[Data about app and page elements]:
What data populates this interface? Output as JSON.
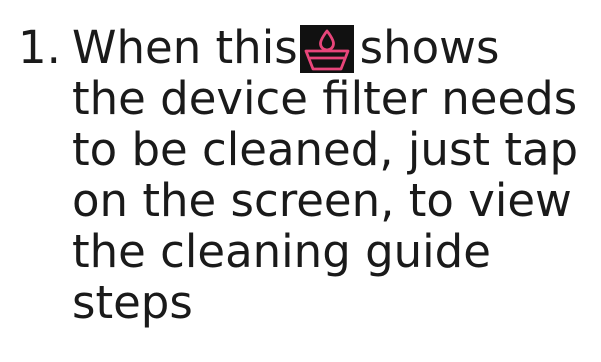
{
  "step": {
    "number": "1.",
    "line1_before": "When this",
    "line1_after": "shows",
    "lines": [
      "the device filter needs",
      "to be cleaned, just tap",
      "on the screen, to view",
      "the cleaning guide",
      "steps"
    ],
    "icon": "filter-clean-icon",
    "icon_color": "#e8457a",
    "icon_bg": "#111111"
  }
}
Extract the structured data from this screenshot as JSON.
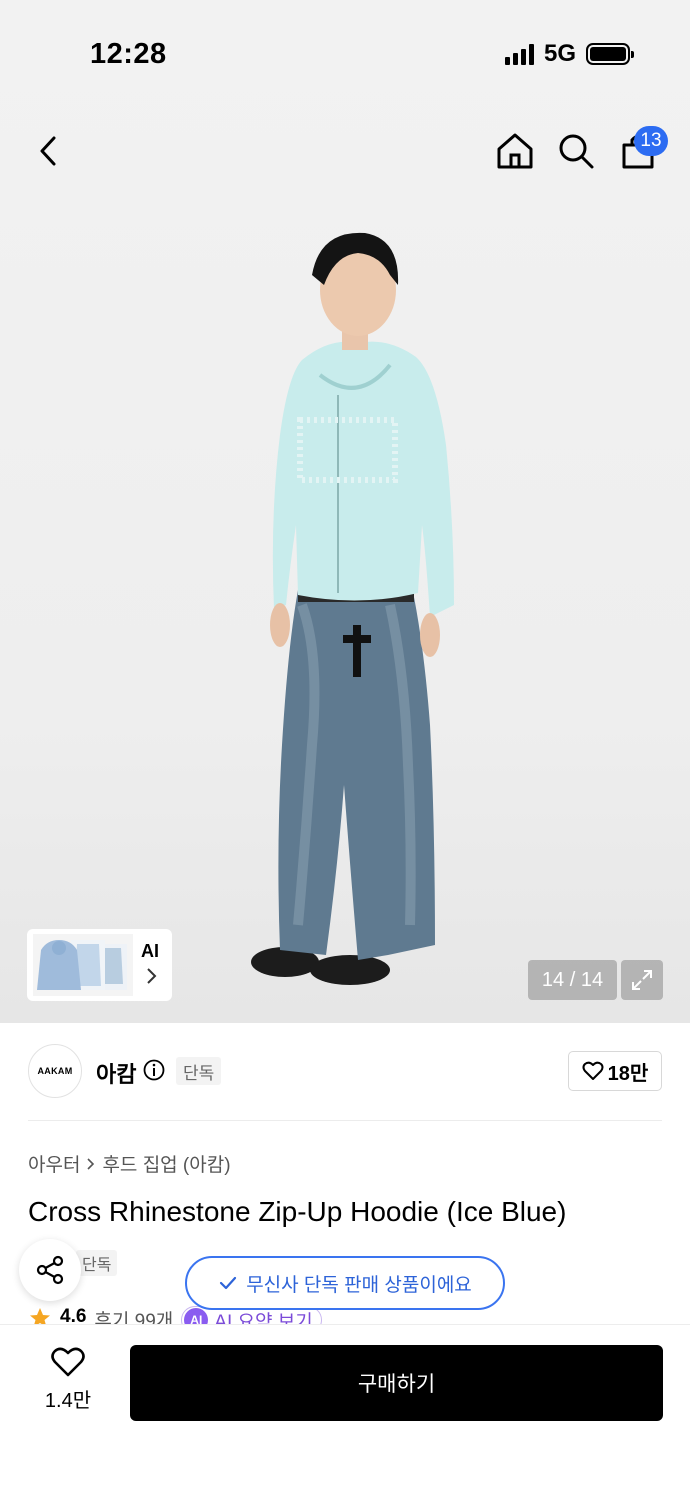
{
  "status_bar": {
    "time": "12:28",
    "network": "5G"
  },
  "header": {
    "cart_count": "13"
  },
  "gallery": {
    "thumbnail_label": "AI",
    "counter": "14 / 14"
  },
  "brand": {
    "logo_text": "AAKAM",
    "name": "아캄",
    "tag": "단독",
    "likes": "18만"
  },
  "product": {
    "breadcrumb": [
      "아우터",
      "후드 집업 (아캄)"
    ],
    "title": "Cross Rhinestone Zip-Up Hoodie (Ice Blue)",
    "exclusive_tag": "단독",
    "exclusive_notice": "무신사 단독 판매 상품이에요",
    "rating": "4.6",
    "reviews": "후기 99개",
    "ai_summary_badge": "AI",
    "ai_summary_label": "AI 요약 보기"
  },
  "bottom": {
    "favorites_count": "1.4만",
    "buy_label": "구매하기"
  },
  "colors": {
    "accent_blue": "#2c6cf2",
    "ai_purple": "#8a5cf0",
    "star": "#f5a623",
    "hoodie": "#c8ecec",
    "denim": "#5d7890"
  }
}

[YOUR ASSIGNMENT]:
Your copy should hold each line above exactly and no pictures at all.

[TASK RESULT]:
What data populates this interface? Output as JSON.
{
  "step": {
    "number": "1.",
    "line1_before": "When this",
    "line1_after": "shows",
    "lines": [
      "the device filter needs",
      "to be cleaned, just tap",
      "on the screen, to view",
      "the cleaning guide",
      "steps"
    ],
    "icon": "filter-clean-icon",
    "icon_color": "#e8457a",
    "icon_bg": "#111111"
  }
}
Extract the structured data from this screenshot as JSON.
{
  "status_bar": {
    "time": "12:28",
    "network": "5G"
  },
  "header": {
    "cart_count": "13"
  },
  "gallery": {
    "thumbnail_label": "AI",
    "counter": "14 / 14"
  },
  "brand": {
    "logo_text": "AAKAM",
    "name": "아캄",
    "tag": "단독",
    "likes": "18만"
  },
  "product": {
    "breadcrumb": [
      "아우터",
      "후드 집업 (아캄)"
    ],
    "title": "Cross Rhinestone Zip-Up Hoodie (Ice Blue)",
    "exclusive_tag": "단독",
    "exclusive_notice": "무신사 단독 판매 상품이에요",
    "rating": "4.6",
    "reviews": "후기 99개",
    "ai_summary_badge": "AI",
    "ai_summary_label": "AI 요약 보기"
  },
  "bottom": {
    "favorites_count": "1.4만",
    "buy_label": "구매하기"
  },
  "colors": {
    "accent_blue": "#2c6cf2",
    "ai_purple": "#8a5cf0",
    "star": "#f5a623",
    "hoodie": "#c8ecec",
    "denim": "#5d7890"
  }
}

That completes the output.